NLRB Expands Employers' Rights To Prohibit On-Site Union Solicitation By Nonemployees
On June 14, 2019, the National Labor Relations Board (the “Board”) ruled in UPMC Presbyterian Shadyside, 368 NLRB No. 2 (June 14, 2019), that employers may lawfully prohibit nonemployee union organizers from conducting organizing activity in areas of an employer’s property open to the public. The holding overturned the Board’s longstanding “public space” doctrine, under which employers were required to permit nonemployees to conduct promotional or organizing activity in public areas on employer property.
In NLRB v. Babcock & Wilcox Co., 351 U.S. 105 (1956), the Supreme Court established the standard for nonemployee access to employer property for union organizing purposes. Under Babcock, employers generally may prohibit nonemployee union-related solicitation on their property, with two narrow exceptions.

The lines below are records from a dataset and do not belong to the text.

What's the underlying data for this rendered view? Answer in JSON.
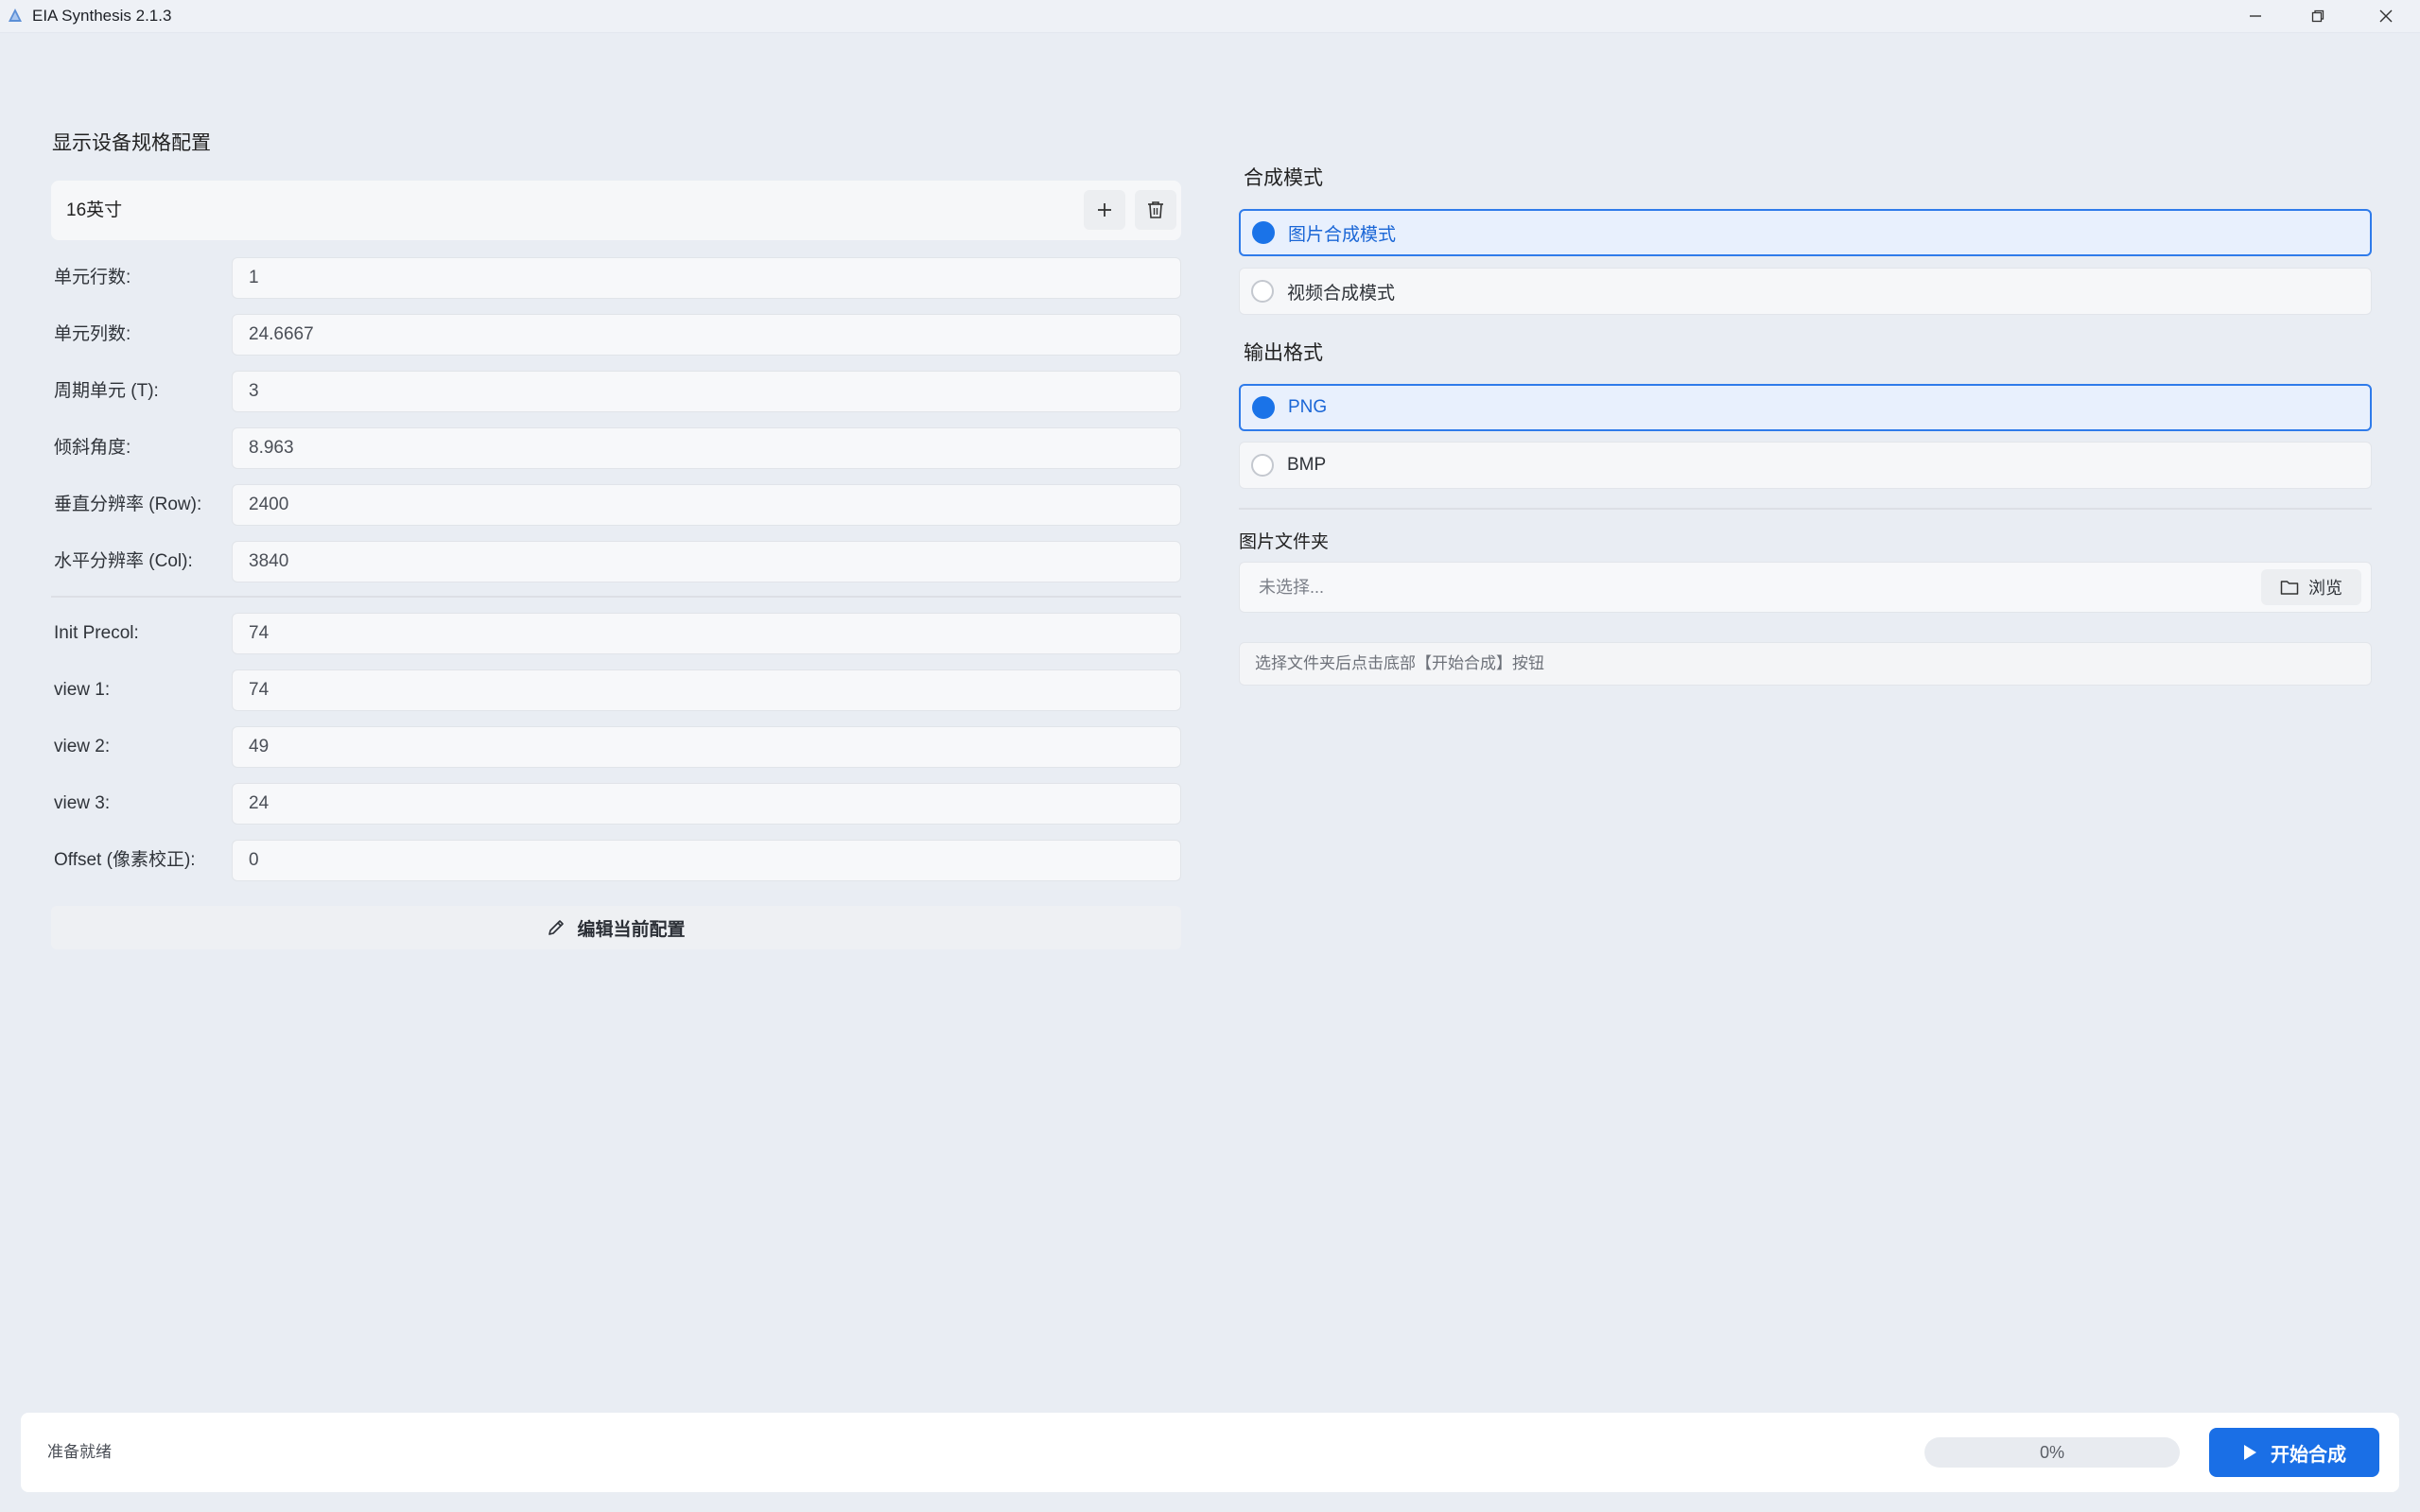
{
  "window": {
    "title": "EIA Synthesis 2.1.3"
  },
  "left_panel": {
    "section_title": "显示设备规格配置",
    "preset": {
      "name": "16英寸",
      "add_icon": "plus-icon",
      "delete_icon": "trash-icon"
    },
    "fields": [
      {
        "label": "单元行数:",
        "value": "1"
      },
      {
        "label": "单元列数:",
        "value": "24.6667"
      },
      {
        "label": "周期单元 (T):",
        "value": "3"
      },
      {
        "label": "倾斜角度:",
        "value": "8.963"
      },
      {
        "label": "垂直分辨率 (Row):",
        "value": "2400"
      },
      {
        "label": "水平分辨率 (Col):",
        "value": "3840"
      },
      {
        "label": "Init Precol:",
        "value": "74"
      },
      {
        "label": "view 1:",
        "value": "74"
      },
      {
        "label": "view 2:",
        "value": "49"
      },
      {
        "label": "view 3:",
        "value": "24"
      },
      {
        "label": "Offset (像素校正):",
        "value": "0"
      }
    ],
    "edit_button_label": "编辑当前配置"
  },
  "right_panel": {
    "mode_title": "合成模式",
    "mode_options": [
      {
        "label": "图片合成模式",
        "selected": true
      },
      {
        "label": "视频合成模式",
        "selected": false
      }
    ],
    "format_title": "输出格式",
    "format_options": [
      {
        "label": "PNG",
        "selected": true
      },
      {
        "label": "BMP",
        "selected": false
      }
    ],
    "folder_title": "图片文件夹",
    "folder_placeholder": "未选择...",
    "browse_label": "浏览",
    "hint": "选择文件夹后点击底部【开始合成】按钮"
  },
  "status_bar": {
    "status": "准备就绪",
    "progress_value": 0,
    "progress_text": "0%",
    "start_label": "开始合成"
  },
  "colors": {
    "accent": "#1a73e8",
    "background": "#e9edf3"
  }
}
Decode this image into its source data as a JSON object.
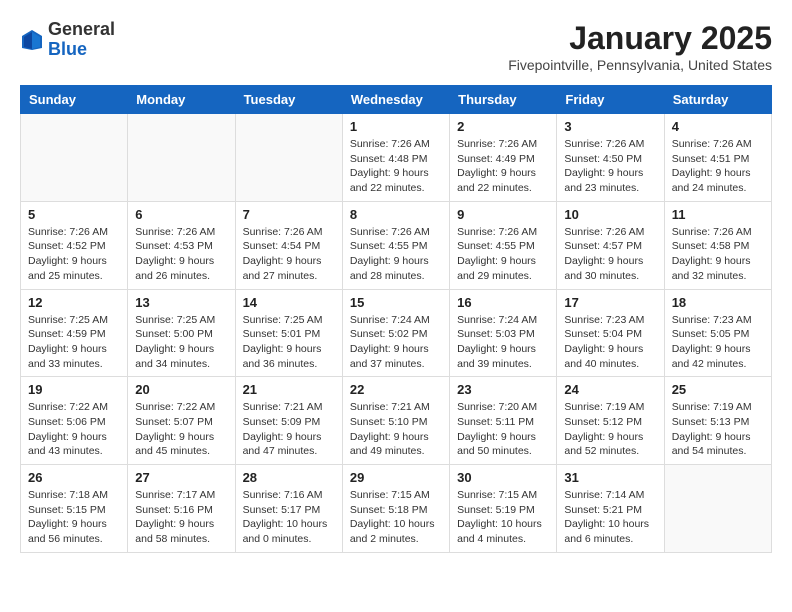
{
  "header": {
    "logo_general": "General",
    "logo_blue": "Blue",
    "month_title": "January 2025",
    "location": "Fivepointville, Pennsylvania, United States"
  },
  "days_of_week": [
    "Sunday",
    "Monday",
    "Tuesday",
    "Wednesday",
    "Thursday",
    "Friday",
    "Saturday"
  ],
  "weeks": [
    [
      {
        "day": "",
        "sunrise": "",
        "sunset": "",
        "daylight": ""
      },
      {
        "day": "",
        "sunrise": "",
        "sunset": "",
        "daylight": ""
      },
      {
        "day": "",
        "sunrise": "",
        "sunset": "",
        "daylight": ""
      },
      {
        "day": "1",
        "sunrise": "Sunrise: 7:26 AM",
        "sunset": "Sunset: 4:48 PM",
        "daylight": "Daylight: 9 hours and 22 minutes."
      },
      {
        "day": "2",
        "sunrise": "Sunrise: 7:26 AM",
        "sunset": "Sunset: 4:49 PM",
        "daylight": "Daylight: 9 hours and 22 minutes."
      },
      {
        "day": "3",
        "sunrise": "Sunrise: 7:26 AM",
        "sunset": "Sunset: 4:50 PM",
        "daylight": "Daylight: 9 hours and 23 minutes."
      },
      {
        "day": "4",
        "sunrise": "Sunrise: 7:26 AM",
        "sunset": "Sunset: 4:51 PM",
        "daylight": "Daylight: 9 hours and 24 minutes."
      }
    ],
    [
      {
        "day": "5",
        "sunrise": "Sunrise: 7:26 AM",
        "sunset": "Sunset: 4:52 PM",
        "daylight": "Daylight: 9 hours and 25 minutes."
      },
      {
        "day": "6",
        "sunrise": "Sunrise: 7:26 AM",
        "sunset": "Sunset: 4:53 PM",
        "daylight": "Daylight: 9 hours and 26 minutes."
      },
      {
        "day": "7",
        "sunrise": "Sunrise: 7:26 AM",
        "sunset": "Sunset: 4:54 PM",
        "daylight": "Daylight: 9 hours and 27 minutes."
      },
      {
        "day": "8",
        "sunrise": "Sunrise: 7:26 AM",
        "sunset": "Sunset: 4:55 PM",
        "daylight": "Daylight: 9 hours and 28 minutes."
      },
      {
        "day": "9",
        "sunrise": "Sunrise: 7:26 AM",
        "sunset": "Sunset: 4:55 PM",
        "daylight": "Daylight: 9 hours and 29 minutes."
      },
      {
        "day": "10",
        "sunrise": "Sunrise: 7:26 AM",
        "sunset": "Sunset: 4:57 PM",
        "daylight": "Daylight: 9 hours and 30 minutes."
      },
      {
        "day": "11",
        "sunrise": "Sunrise: 7:26 AM",
        "sunset": "Sunset: 4:58 PM",
        "daylight": "Daylight: 9 hours and 32 minutes."
      }
    ],
    [
      {
        "day": "12",
        "sunrise": "Sunrise: 7:25 AM",
        "sunset": "Sunset: 4:59 PM",
        "daylight": "Daylight: 9 hours and 33 minutes."
      },
      {
        "day": "13",
        "sunrise": "Sunrise: 7:25 AM",
        "sunset": "Sunset: 5:00 PM",
        "daylight": "Daylight: 9 hours and 34 minutes."
      },
      {
        "day": "14",
        "sunrise": "Sunrise: 7:25 AM",
        "sunset": "Sunset: 5:01 PM",
        "daylight": "Daylight: 9 hours and 36 minutes."
      },
      {
        "day": "15",
        "sunrise": "Sunrise: 7:24 AM",
        "sunset": "Sunset: 5:02 PM",
        "daylight": "Daylight: 9 hours and 37 minutes."
      },
      {
        "day": "16",
        "sunrise": "Sunrise: 7:24 AM",
        "sunset": "Sunset: 5:03 PM",
        "daylight": "Daylight: 9 hours and 39 minutes."
      },
      {
        "day": "17",
        "sunrise": "Sunrise: 7:23 AM",
        "sunset": "Sunset: 5:04 PM",
        "daylight": "Daylight: 9 hours and 40 minutes."
      },
      {
        "day": "18",
        "sunrise": "Sunrise: 7:23 AM",
        "sunset": "Sunset: 5:05 PM",
        "daylight": "Daylight: 9 hours and 42 minutes."
      }
    ],
    [
      {
        "day": "19",
        "sunrise": "Sunrise: 7:22 AM",
        "sunset": "Sunset: 5:06 PM",
        "daylight": "Daylight: 9 hours and 43 minutes."
      },
      {
        "day": "20",
        "sunrise": "Sunrise: 7:22 AM",
        "sunset": "Sunset: 5:07 PM",
        "daylight": "Daylight: 9 hours and 45 minutes."
      },
      {
        "day": "21",
        "sunrise": "Sunrise: 7:21 AM",
        "sunset": "Sunset: 5:09 PM",
        "daylight": "Daylight: 9 hours and 47 minutes."
      },
      {
        "day": "22",
        "sunrise": "Sunrise: 7:21 AM",
        "sunset": "Sunset: 5:10 PM",
        "daylight": "Daylight: 9 hours and 49 minutes."
      },
      {
        "day": "23",
        "sunrise": "Sunrise: 7:20 AM",
        "sunset": "Sunset: 5:11 PM",
        "daylight": "Daylight: 9 hours and 50 minutes."
      },
      {
        "day": "24",
        "sunrise": "Sunrise: 7:19 AM",
        "sunset": "Sunset: 5:12 PM",
        "daylight": "Daylight: 9 hours and 52 minutes."
      },
      {
        "day": "25",
        "sunrise": "Sunrise: 7:19 AM",
        "sunset": "Sunset: 5:13 PM",
        "daylight": "Daylight: 9 hours and 54 minutes."
      }
    ],
    [
      {
        "day": "26",
        "sunrise": "Sunrise: 7:18 AM",
        "sunset": "Sunset: 5:15 PM",
        "daylight": "Daylight: 9 hours and 56 minutes."
      },
      {
        "day": "27",
        "sunrise": "Sunrise: 7:17 AM",
        "sunset": "Sunset: 5:16 PM",
        "daylight": "Daylight: 9 hours and 58 minutes."
      },
      {
        "day": "28",
        "sunrise": "Sunrise: 7:16 AM",
        "sunset": "Sunset: 5:17 PM",
        "daylight": "Daylight: 10 hours and 0 minutes."
      },
      {
        "day": "29",
        "sunrise": "Sunrise: 7:15 AM",
        "sunset": "Sunset: 5:18 PM",
        "daylight": "Daylight: 10 hours and 2 minutes."
      },
      {
        "day": "30",
        "sunrise": "Sunrise: 7:15 AM",
        "sunset": "Sunset: 5:19 PM",
        "daylight": "Daylight: 10 hours and 4 minutes."
      },
      {
        "day": "31",
        "sunrise": "Sunrise: 7:14 AM",
        "sunset": "Sunset: 5:21 PM",
        "daylight": "Daylight: 10 hours and 6 minutes."
      },
      {
        "day": "",
        "sunrise": "",
        "sunset": "",
        "daylight": ""
      }
    ]
  ]
}
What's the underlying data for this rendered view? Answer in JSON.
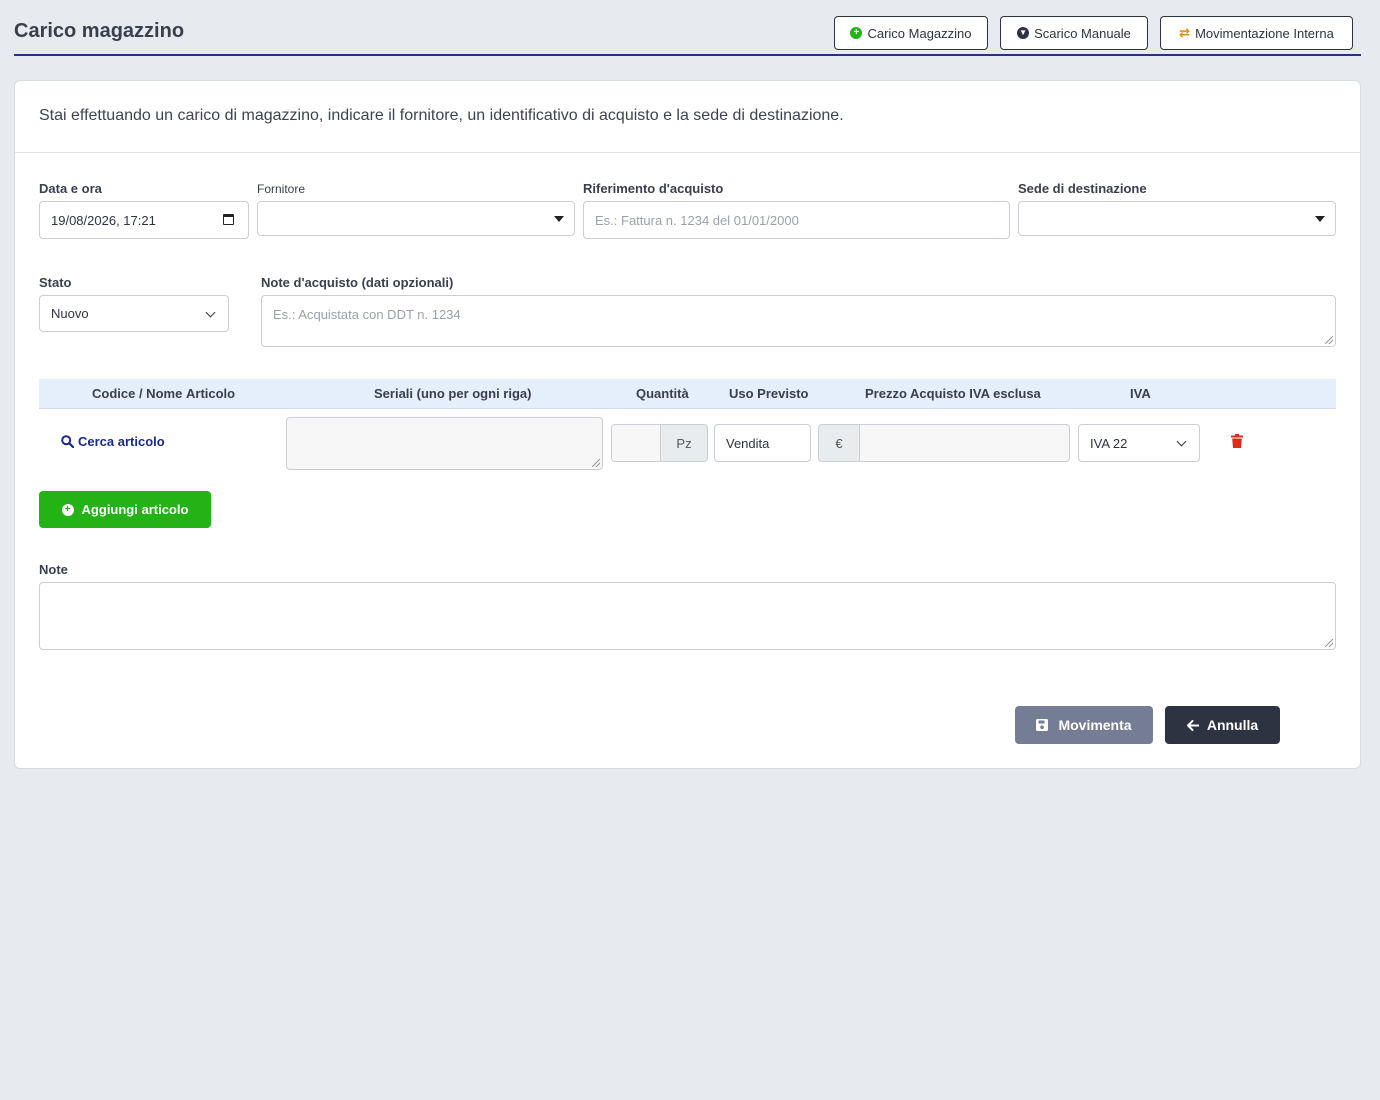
{
  "header": {
    "title": "Carico magazzino",
    "buttons": {
      "carico": "Carico Magazzino",
      "scarico": "Scarico Manuale",
      "movimentazione": "Movimentazione Interna"
    }
  },
  "intro": "Stai effettuando un carico di magazzino, indicare il fornitore, un identificativo di acquisto e la sede di destinazione.",
  "form": {
    "data_ora": {
      "label": "Data e ora",
      "value": "19/08/2026, 17:21"
    },
    "fornitore": {
      "label": "Fornitore",
      "value": ""
    },
    "riferimento": {
      "label": "Riferimento d'acquisto",
      "placeholder": "Es.: Fattura n. 1234 del 01/01/2000"
    },
    "sede": {
      "label": "Sede di destinazione",
      "value": ""
    },
    "stato": {
      "label": "Stato",
      "value": "Nuovo"
    },
    "note_acquisto": {
      "label": "Note d'acquisto (dati opzionali)",
      "placeholder": "Es.: Acquistata con DDT n. 1234"
    }
  },
  "table": {
    "headers": {
      "codice": "Codice / Nome",
      "articolo": "Articolo",
      "seriali": "Seriali (uno per ogni riga)",
      "quantita": "Quantità",
      "uso": "Uso Previsto",
      "prezzo": "Prezzo Acquisto IVA esclusa",
      "iva": "IVA"
    },
    "row": {
      "search_link": "Cerca articolo",
      "unit": "Pz",
      "uso": "Vendita",
      "currency": "€",
      "iva": "IVA 22"
    }
  },
  "add_button": "Aggiungi articolo",
  "note": {
    "label": "Note"
  },
  "actions": {
    "movimenta": "Movimenta",
    "annulla": "Annulla"
  },
  "colors": {
    "accent": "#2b2f86",
    "green": "#23b317",
    "danger": "#e02a1c",
    "link": "#1a2a8a"
  }
}
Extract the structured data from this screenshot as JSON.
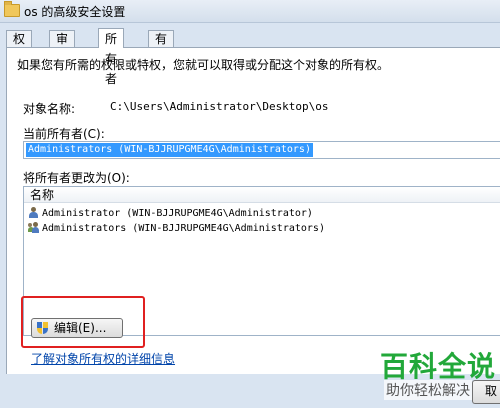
{
  "window": {
    "title": "os 的高级安全设置"
  },
  "tabs": [
    {
      "label": "权限"
    },
    {
      "label": "审核"
    },
    {
      "label": "所有者"
    },
    {
      "label": "有效权限"
    }
  ],
  "owner_tab": {
    "description": "如果您有所需的权限或特权，您就可以取得或分配这个对象的所有权。",
    "object_name_label": "对象名称:",
    "object_path": "C:\\Users\\Administrator\\Desktop\\os",
    "current_owner_label": "当前所有者(C):",
    "current_owner_value": "Administrators (WIN-BJJRUPGME4G\\Administrators)",
    "change_owner_label": "将所有者更改为(O):",
    "list_header": "名称",
    "owners": [
      {
        "name": "Administrator (WIN-BJJRUPGME4G\\Administrator)",
        "icon": "user-icon"
      },
      {
        "name": "Administrators (WIN-BJJRUPGME4G\\Administrators)",
        "icon": "group-icon"
      }
    ],
    "edit_button": "编辑(E)...",
    "more_info_link": "了解对象所有权的详细信息"
  },
  "footer": {
    "cancel_fragment": "取"
  },
  "watermark": {
    "title": "百科全说",
    "subtitle": "助你轻松解决"
  },
  "colors": {
    "selection": "#3399ff",
    "highlight": "#e02020",
    "watermark": "#22a83a",
    "link": "#0044aa"
  }
}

- Pursuant to the “inaccessibility” exception, employers must permit nonemployee organizers on employer property where this is the only reasonable means of communicating with employees (e.g., remote logging camp, mountain resort).
- Under the “discrimination” exception, an employer must allow nonemployee union organizers to solicit on-site if the employer permits other outside groups to use its property for solicitation purposes unrelated to the employer’s business.
In Montgomery Ward & Co., 256 NLRB 800 (1981), enfd. 692 F.2d 1115 (7th Cir. 1982), the Board established another exception to the Babcock rule – the so-called “public space” doctrine. The “public space” exception requires employers that make portions of their property open to the public – such as restaurants and cafeterias – to permit nonemployee union organizers to solicit in such spaces, as long as the organizers are not being “disruptive.”
The UPMC Decision
In UPMC, the Board overturned the “public space” exception, holding that a hospital did not violate the National Labor Relations Act (“NLRA”) by prohibiting nonemployees from engaging in union organizing activity in a hospital cafeteria open to employees, patients, patient visitors, and other hospital patrons. The organizers sat with hospital employees at a cafeteria table, discussing union organizing campaign issues over lunch, while displaying union flyers and pins on the table. Hospital management instructed the organizers to leave after receiving complaints from an employee and a nonemployee cafeteria patron.
The Board rejected the Montgomery Ward “public space” exception, holding that the fact that the hospital made its cafeteria open to the public did not require the hospital to permit nonemployee union solicitation in the cafeteria. In support of its holding, the Board relied on multiple circuit court decisions finding the Board’s application of the “public space” exception erroneous because it “ignor[ed] the principles of Babcock.”
Turning to the facts at issue, the Board found the hospital’s removal of the nonemployee organizers lawful because neither of the Babcock & Wilcox nonemployee access exceptions established by the Supreme Court applied in the UPMC case. First, the union had reasonable “nontrespassory means” of communicating with employees, so the “inaccessibility” exception did not apply. Similarly, the Board rejected union attempts to invoke the “discrimination” exception because there was no evidence that the hospital “knowingly allowed any other promotional or organizational activity by non-employees on its premises.”
The NLRB ruled that it will apply the UPMC decision retroactively to currently-pending cases, reasoning that “[a] general no-solicitation/no-distribution practice applicable to all third parties that is valid under prior Board law will also be valid under our new standard,” and “[t]hus, no party that has acted in reliance on the Board’s previous standard will be found to have violated the Act as a result of the retroactive application” of the UPMC standard.
Recommendations For Employers
Notably, a few weeks before the UPMC decision, the Board announced plans to address the issue of union access to employer property through proposed rulemaking later this year. In the meantime, employers should continue to uniformly apply nonemployee access policies to all outside organizations in a nondiscriminatory manner.
Finally, it is important to note that the UPMC holding (as well as Babcock) applies only to union solicitation by nonemployees. Under established law, current employees enjoy much broader rights to engage in union organizing activity in the workplace.
* * *
If you have any questions about nonemployee union access to employer property, or any other labor relations issues, please feel free to contact one of our experienced labor attorneys, who regularly assist employers with all types of union-related issues.